▶ Study material:
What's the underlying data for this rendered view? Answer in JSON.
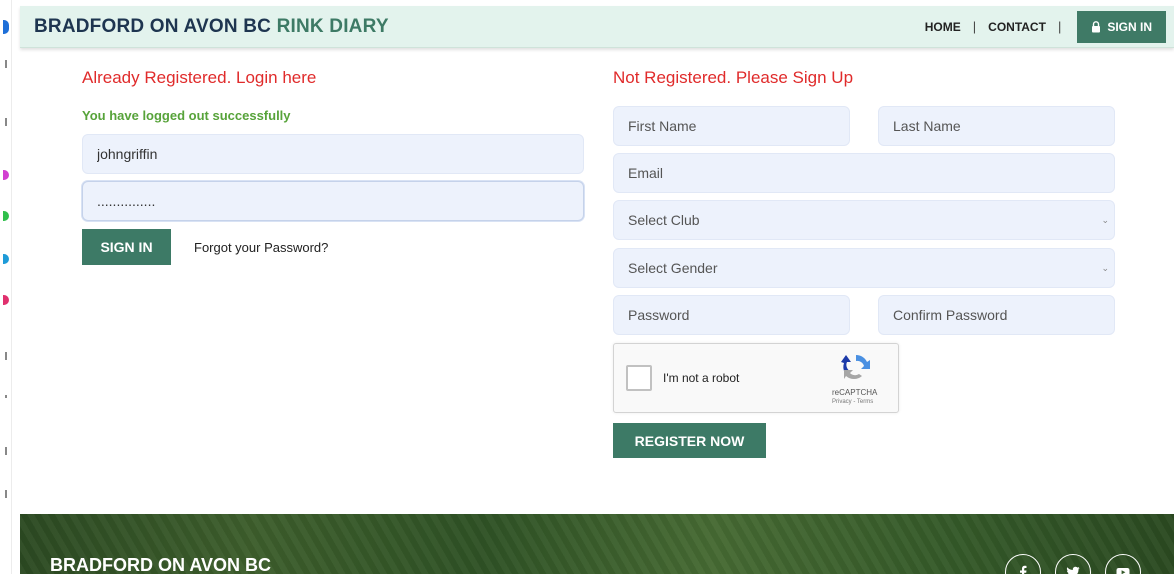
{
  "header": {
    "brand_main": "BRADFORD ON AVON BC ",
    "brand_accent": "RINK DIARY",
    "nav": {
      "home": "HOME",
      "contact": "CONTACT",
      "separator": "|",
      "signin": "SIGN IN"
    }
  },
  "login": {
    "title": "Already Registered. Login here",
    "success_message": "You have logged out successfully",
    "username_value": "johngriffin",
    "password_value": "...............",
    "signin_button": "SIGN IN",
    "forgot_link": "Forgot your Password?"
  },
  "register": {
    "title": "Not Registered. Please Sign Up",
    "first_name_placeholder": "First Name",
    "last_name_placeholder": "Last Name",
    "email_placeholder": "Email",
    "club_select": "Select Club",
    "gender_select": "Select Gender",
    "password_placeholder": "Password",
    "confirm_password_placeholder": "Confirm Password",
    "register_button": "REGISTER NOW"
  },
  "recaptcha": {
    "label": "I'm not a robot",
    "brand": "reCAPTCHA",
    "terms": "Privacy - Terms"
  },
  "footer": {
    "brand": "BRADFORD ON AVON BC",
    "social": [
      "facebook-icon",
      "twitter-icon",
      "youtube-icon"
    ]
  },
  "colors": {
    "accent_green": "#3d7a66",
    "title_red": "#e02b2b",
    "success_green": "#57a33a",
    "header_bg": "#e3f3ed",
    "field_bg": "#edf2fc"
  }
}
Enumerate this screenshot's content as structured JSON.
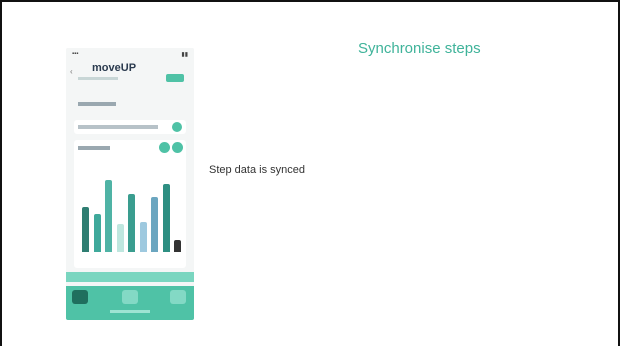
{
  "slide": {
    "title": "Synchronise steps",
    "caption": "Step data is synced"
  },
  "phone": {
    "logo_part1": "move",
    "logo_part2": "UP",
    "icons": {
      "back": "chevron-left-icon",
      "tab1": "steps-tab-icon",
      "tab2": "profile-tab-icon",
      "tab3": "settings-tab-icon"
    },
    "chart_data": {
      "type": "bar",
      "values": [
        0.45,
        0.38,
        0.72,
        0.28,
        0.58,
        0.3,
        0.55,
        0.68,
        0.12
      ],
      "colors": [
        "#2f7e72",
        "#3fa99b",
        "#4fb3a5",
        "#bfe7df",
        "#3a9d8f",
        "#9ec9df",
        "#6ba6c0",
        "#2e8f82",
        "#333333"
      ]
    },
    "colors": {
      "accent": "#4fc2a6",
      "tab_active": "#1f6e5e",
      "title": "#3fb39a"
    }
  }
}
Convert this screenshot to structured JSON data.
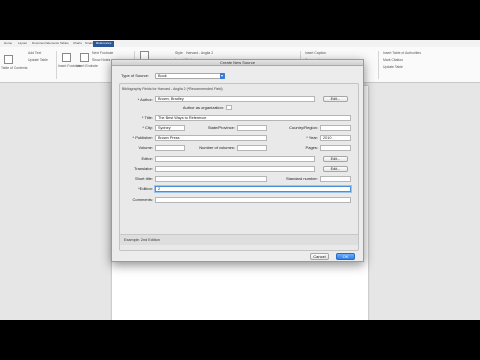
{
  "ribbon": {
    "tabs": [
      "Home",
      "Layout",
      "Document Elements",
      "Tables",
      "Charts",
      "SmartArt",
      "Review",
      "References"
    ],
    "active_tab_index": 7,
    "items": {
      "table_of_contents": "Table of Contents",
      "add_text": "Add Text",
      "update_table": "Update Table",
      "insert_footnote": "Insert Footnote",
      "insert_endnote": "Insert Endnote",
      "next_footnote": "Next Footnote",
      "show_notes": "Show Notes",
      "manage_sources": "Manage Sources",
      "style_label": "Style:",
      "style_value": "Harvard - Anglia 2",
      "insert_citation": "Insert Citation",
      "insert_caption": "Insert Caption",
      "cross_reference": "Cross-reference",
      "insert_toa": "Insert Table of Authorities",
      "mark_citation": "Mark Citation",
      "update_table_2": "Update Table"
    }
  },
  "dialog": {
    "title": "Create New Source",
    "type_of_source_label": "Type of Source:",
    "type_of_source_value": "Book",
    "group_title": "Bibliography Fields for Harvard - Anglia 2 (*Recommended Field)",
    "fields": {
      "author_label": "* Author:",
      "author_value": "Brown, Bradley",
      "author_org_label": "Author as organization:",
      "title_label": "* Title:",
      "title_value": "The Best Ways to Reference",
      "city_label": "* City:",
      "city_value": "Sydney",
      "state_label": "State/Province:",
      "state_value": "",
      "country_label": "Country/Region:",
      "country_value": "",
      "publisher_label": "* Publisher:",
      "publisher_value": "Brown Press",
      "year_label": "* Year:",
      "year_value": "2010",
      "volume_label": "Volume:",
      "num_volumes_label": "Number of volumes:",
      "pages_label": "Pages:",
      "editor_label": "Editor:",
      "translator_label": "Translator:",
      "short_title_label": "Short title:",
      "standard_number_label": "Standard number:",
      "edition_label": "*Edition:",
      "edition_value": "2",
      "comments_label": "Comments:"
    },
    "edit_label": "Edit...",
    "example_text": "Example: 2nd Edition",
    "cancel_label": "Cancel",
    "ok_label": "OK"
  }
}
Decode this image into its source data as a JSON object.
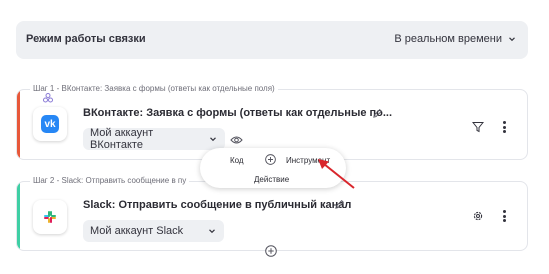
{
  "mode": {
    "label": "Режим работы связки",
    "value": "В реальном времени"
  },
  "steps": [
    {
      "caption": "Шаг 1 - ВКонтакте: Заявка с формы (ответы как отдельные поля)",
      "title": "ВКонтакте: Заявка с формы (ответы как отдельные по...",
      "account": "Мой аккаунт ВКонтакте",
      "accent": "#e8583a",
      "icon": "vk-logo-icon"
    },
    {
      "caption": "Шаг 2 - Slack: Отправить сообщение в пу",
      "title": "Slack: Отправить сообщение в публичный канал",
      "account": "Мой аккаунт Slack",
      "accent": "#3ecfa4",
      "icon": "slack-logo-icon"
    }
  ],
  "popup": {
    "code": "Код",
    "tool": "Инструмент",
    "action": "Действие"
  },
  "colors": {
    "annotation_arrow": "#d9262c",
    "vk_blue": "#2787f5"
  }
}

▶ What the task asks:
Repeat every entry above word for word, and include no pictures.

▶ Answer:
What's the underlying data for this rendered view? Answer in JSON.
{
  "header": {
    "brand_main": "BRADFORD ON AVON BC ",
    "brand_accent": "RINK DIARY",
    "nav": {
      "home": "HOME",
      "contact": "CONTACT",
      "separator": "|",
      "signin": "SIGN IN"
    }
  },
  "login": {
    "title": "Already Registered. Login here",
    "success_message": "You have logged out successfully",
    "username_value": "johngriffin",
    "password_value": "...............",
    "signin_button": "SIGN IN",
    "forgot_link": "Forgot your Password?"
  },
  "register": {
    "title": "Not Registered. Please Sign Up",
    "first_name_placeholder": "First Name",
    "last_name_placeholder": "Last Name",
    "email_placeholder": "Email",
    "club_select": "Select Club",
    "gender_select": "Select Gender",
    "password_placeholder": "Password",
    "confirm_password_placeholder": "Confirm Password",
    "register_button": "REGISTER NOW"
  },
  "recaptcha": {
    "label": "I'm not a robot",
    "brand": "reCAPTCHA",
    "terms": "Privacy - Terms"
  },
  "footer": {
    "brand": "BRADFORD ON AVON BC",
    "social": [
      "facebook-icon",
      "twitter-icon",
      "youtube-icon"
    ]
  },
  "colors": {
    "accent_green": "#3d7a66",
    "title_red": "#e02b2b",
    "success_green": "#57a33a",
    "header_bg": "#e3f3ed",
    "field_bg": "#edf2fc"
  }
}
Enumerate this screenshot's content as structured JSON.
{
  "slide": {
    "title": "Synchronise steps",
    "caption": "Step data is synced"
  },
  "phone": {
    "logo_part1": "move",
    "logo_part2": "UP",
    "icons": {
      "back": "chevron-left-icon",
      "tab1": "steps-tab-icon",
      "tab2": "profile-tab-icon",
      "tab3": "settings-tab-icon"
    },
    "chart_data": {
      "type": "bar",
      "values": [
        0.45,
        0.38,
        0.72,
        0.28,
        0.58,
        0.3,
        0.55,
        0.68,
        0.12
      ],
      "colors": [
        "#2f7e72",
        "#3fa99b",
        "#4fb3a5",
        "#bfe7df",
        "#3a9d8f",
        "#9ec9df",
        "#6ba6c0",
        "#2e8f82",
        "#333333"
      ]
    },
    "colors": {
      "accent": "#4fc2a6",
      "tab_active": "#1f6e5e",
      "title": "#3fb39a"
    }
  }
}
Convert this screenshot to structured JSON data.
{
  "ribbon": {
    "tabs": [
      "Home",
      "Layout",
      "Document Elements",
      "Tables",
      "Charts",
      "SmartArt",
      "Review",
      "References"
    ],
    "active_tab_index": 7,
    "items": {
      "table_of_contents": "Table of Contents",
      "add_text": "Add Text",
      "update_table": "Update Table",
      "insert_footnote": "Insert Footnote",
      "insert_endnote": "Insert Endnote",
      "next_footnote": "Next Footnote",
      "show_notes": "Show Notes",
      "manage_sources": "Manage Sources",
      "style_label": "Style:",
      "style_value": "Harvard - Anglia 2",
      "insert_citation": "Insert Citation",
      "insert_caption": "Insert Caption",
      "cross_reference": "Cross-reference",
      "insert_toa": "Insert Table of Authorities",
      "mark_citation": "Mark Citation",
      "update_table_2": "Update Table"
    }
  },
  "dialog": {
    "title": "Create New Source",
    "type_of_source_label": "Type of Source:",
    "type_of_source_value": "Book",
    "group_title": "Bibliography Fields for Harvard - Anglia 2 (*Recommended Field)",
    "fields": {
      "author_label": "* Author:",
      "author_value": "Brown, Bradley",
      "author_org_label": "Author as organization:",
      "title_label": "* Title:",
      "title_value": "The Best Ways to Reference",
      "city_label": "* City:",
      "city_value": "Sydney",
      "state_label": "State/Province:",
      "state_value": "",
      "country_label": "Country/Region:",
      "country_value": "",
      "publisher_label": "* Publisher:",
      "publisher_value": "Brown Press",
      "year_label": "* Year:",
      "year_value": "2010",
      "volume_label": "Volume:",
      "num_volumes_label": "Number of volumes:",
      "pages_label": "Pages:",
      "editor_label": "Editor:",
      "translator_label": "Translator:",
      "short_title_label": "Short title:",
      "standard_number_label": "Standard number:",
      "edition_label": "*Edition:",
      "edition_value": "2",
      "comments_label": "Comments:"
    },
    "edit_label": "Edit...",
    "example_text": "Example: 2nd Edition",
    "cancel_label": "Cancel",
    "ok_label": "OK"
  }
}
Decode this image into its source data as a JSON object.
{
  "mode": {
    "label": "Режим работы связки",
    "value": "В реальном времени"
  },
  "steps": [
    {
      "caption": "Шаг 1 - ВКонтакте: Заявка с формы (ответы как отдельные поля)",
      "title": "ВКонтакте: Заявка с формы (ответы как отдельные по...",
      "account": "Мой аккаунт ВКонтакте",
      "accent": "#e8583a",
      "icon": "vk-logo-icon"
    },
    {
      "caption": "Шаг 2 - Slack: Отправить сообщение в пу",
      "title": "Slack: Отправить сообщение в публичный канал",
      "account": "Мой аккаунт Slack",
      "accent": "#3ecfa4",
      "icon": "slack-logo-icon"
    }
  ],
  "popup": {
    "code": "Код",
    "tool": "Инструмент",
    "action": "Действие"
  },
  "colors": {
    "annotation_arrow": "#d9262c",
    "vk_blue": "#2787f5"
  }
}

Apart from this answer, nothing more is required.